Darling: There's nothing wrong with protocol, but there needs to be a standard deviation. Basically, you can't treat everyone the same. When an outlier emerges, teams need to break from the protocol and do what's best for the individual, not the system or structure previously put forth.
Ron Darling using stat terms - protocol is nice but must have a standard deviation - (in relation to coddling pitchers)— Steve Kinsella (@Steve_Kinsella1) February 25, 2014
Look, if Tom Seaver was drafted last year, he wouldn't pitch complete games or rack up nearly 5,000 career innings. His arm was different. Teams need to identify which arms are different and let them perform.
I call it baseball hubris. Teams think they have the answers, but we know they don't.
There's no simple answer here. Kershaw was treated well and stayed healthy. Both Strasburg and Harvey were handled with diligence, yet injuries occurred.
B/R: CC Sabathia has stayed healthy and durable for 13 years, but his velocity and performance have dipped lately. Can he still be an ace without a top-tier fastball?
Darling: He can because of intelligence. Sabathia isn't a thrower, he's a pitcher. In fact, he's been that way for a long time, but his talent and velocity overshadowed how smart he was on the mound.
Last year, he had 14 wins in a disastrous year. For some guys, they'd give their left leg for a 14-win season.
I laugh when people ask me about CC Sabathia's decline. What did you expect?! The guy gave so many innings for so many years. He's on the cusp of 3,000 career innings. Arms aren't built to last that long at this level. Eventually, that velocity and stuff will give out.
That doesn't mean he can't adapt and perform. Mike Mussina did it. Andy Pettitte did it. CC Sabathia will do it.
When it comes to baseball, few can explain it and articulate what they mean like Ron Darling. During our conversation, Darling hit on many topics, but his perspective on pitching was fascinating.

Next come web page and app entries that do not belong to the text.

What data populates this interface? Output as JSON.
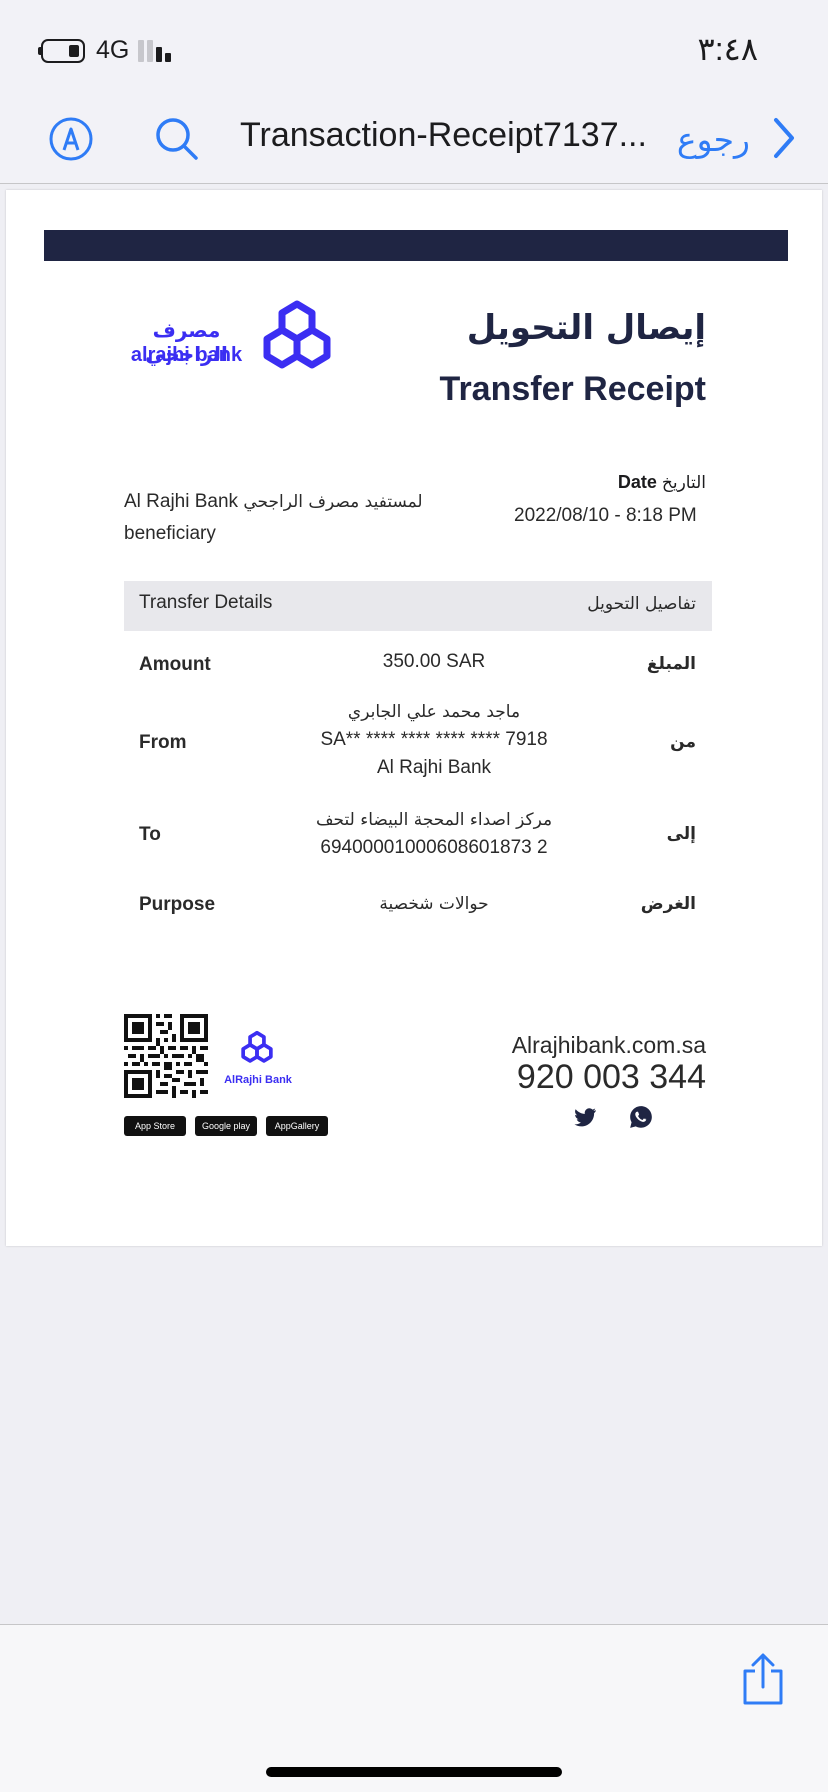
{
  "status_bar": {
    "time": "٣:٤٨",
    "network": "4G"
  },
  "nav": {
    "title": "Transaction-Receipt7137...",
    "back_label": "رجوع"
  },
  "receipt": {
    "logo_ar": "مصرف الراجحي",
    "logo_en": "alrajhi bank",
    "title_ar": "إيصال التحويل",
    "title_en": "Transfer Receipt",
    "beneficiary_en": "Al Rajhi Bank",
    "beneficiary_ar": "لمستفيد مصرف الراجحي",
    "beneficiary_en2": "beneficiary",
    "date_label_en": "Date",
    "date_label_ar": "التاريخ",
    "date_value": "2022/08/10 - 8:18 PM",
    "details_header_en": "Transfer Details",
    "details_header_ar": "تفاصيل التحويل",
    "rows": [
      {
        "label_en": "Amount",
        "label_ar": "المبلغ",
        "value": "350.00 SAR"
      },
      {
        "label_en": "From",
        "label_ar": "من",
        "value_line1": "ماجد محمد علي الجابري",
        "value_line2": "SA** **** **** **** **** 7918",
        "value_line3": "Al Rajhi Bank"
      },
      {
        "label_en": "To",
        "label_ar": "إلى",
        "value_line1": "مركز اصداء المحجة البيضاء لتحف",
        "value_line2": "69400001000608601873 2"
      },
      {
        "label_en": "Purpose",
        "label_ar": "الغرض",
        "value": "حوالات شخصية"
      }
    ],
    "small_logo_text": "AlRajhi Bank",
    "stores": [
      "App Store",
      "Google play",
      "AppGallery"
    ],
    "website": "Alrajhibank.com.sa",
    "phone": "920 003 344"
  },
  "colors": {
    "accent": "#2f7cf6",
    "brand": "#3b2ef2",
    "navy": "#1f2543"
  }
}
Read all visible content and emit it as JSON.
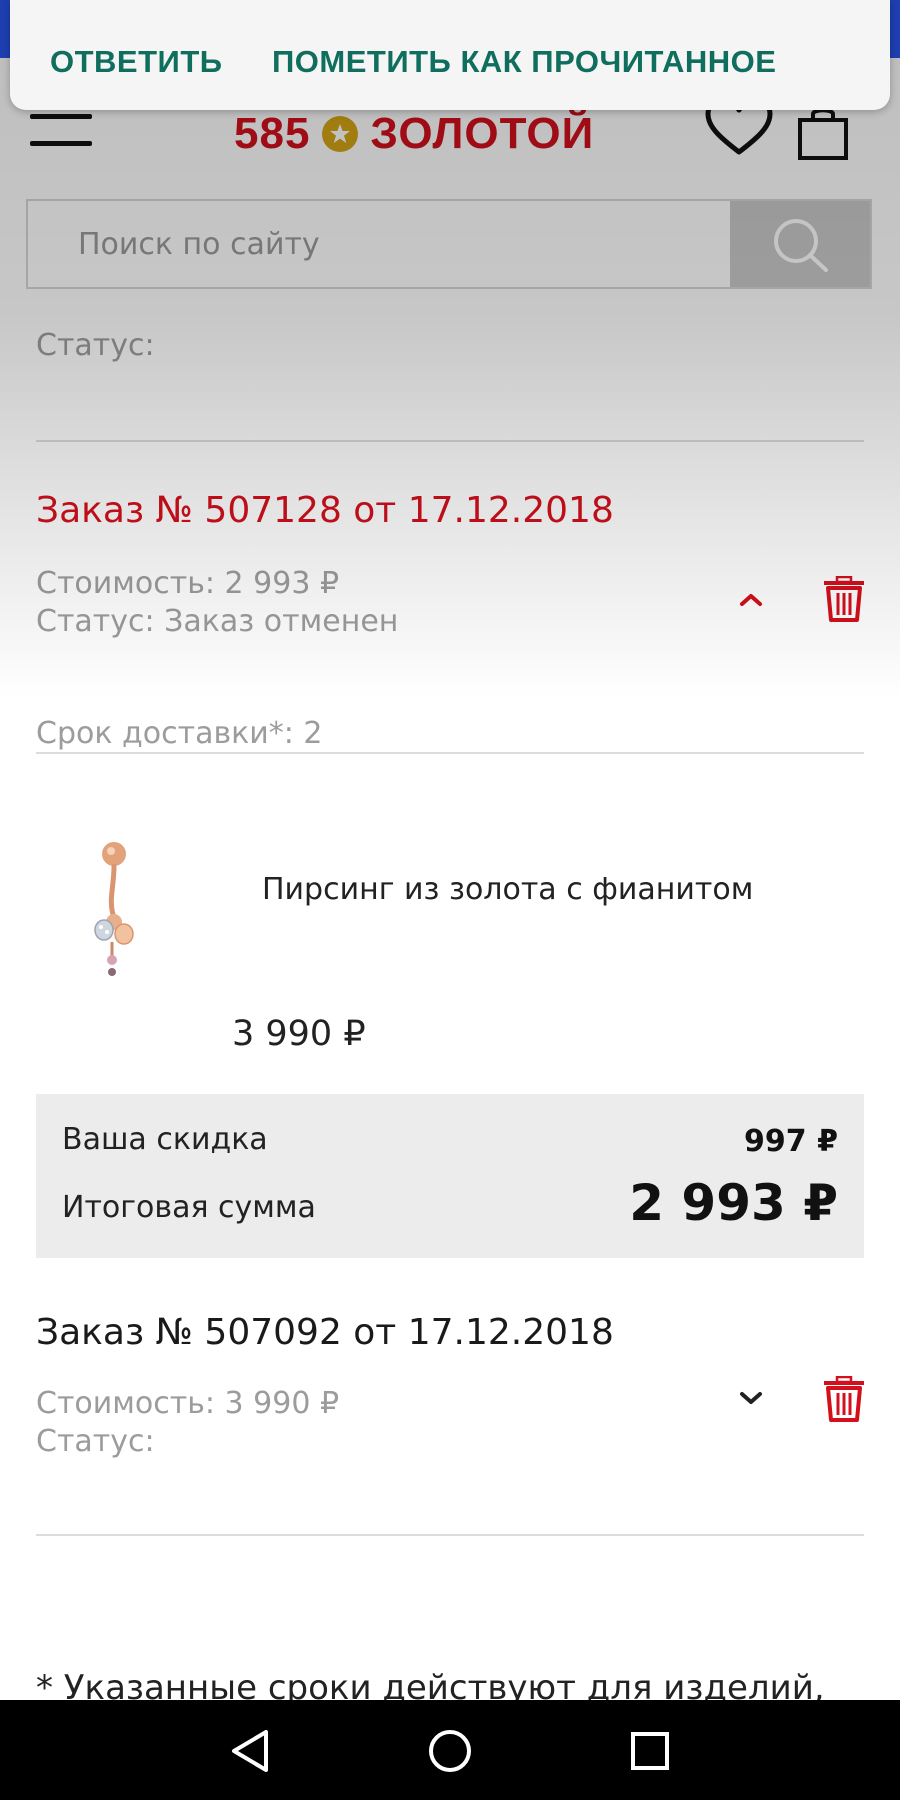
{
  "notification": {
    "reply_label": "ОТВЕТИТЬ",
    "mark_read_label": "ПОМЕТИТЬ КАК ПРОЧИТАННОЕ"
  },
  "header": {
    "logo_left": "585",
    "logo_right": "ЗОЛОТОЙ",
    "icons": [
      "menu-icon",
      "heart-icon",
      "shopping-bag-icon"
    ]
  },
  "search": {
    "placeholder": "Поиск по сайту",
    "button_icon": "search-icon"
  },
  "previous_status": "Статус:",
  "orders": [
    {
      "title": "Заказ № 507128 от 17.12.2018",
      "cost": "Стоимость: 2 993 ₽",
      "status": "Статус: Заказ отменен",
      "expanded": true,
      "delivery": "Срок доставки*: 2",
      "product": {
        "name": "Пирсинг из золота с фианитом",
        "price": "3 990 ₽"
      },
      "summary": {
        "discount_label": "Ваша скидка",
        "discount_value": "997 ₽",
        "total_label": "Итоговая сумма",
        "total_value": "2 993 ₽"
      }
    },
    {
      "title": "Заказ № 507092 от 17.12.2018",
      "cost": "Стоимость: 3 990 ₽",
      "status": "Статус:",
      "expanded": false
    }
  ],
  "footnote": "* Указанные сроки действуют для изделий,",
  "colors": {
    "brand_red": "#d3101c",
    "notification_green": "#0f6e5d",
    "status_bar_blue": "#1d3fb0",
    "logo_gold": "#d4a416"
  }
}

Few analysts or writers have been outspoken about giving Matt Harvey the chance to pitch in September, but Darling thinks it's a good thing to have him strive for during the rehab process. If the Mets make a surprise run toward a postseason spot, expect comments like those to be rehashed around water coolers in New York.
From grooming young pitchers to high expectations for the Yankees, Darling was bursting with excitement for the 2014 season. Check Darling and the MLB Network crew out through February and March on 30 Clubs in 30 Days.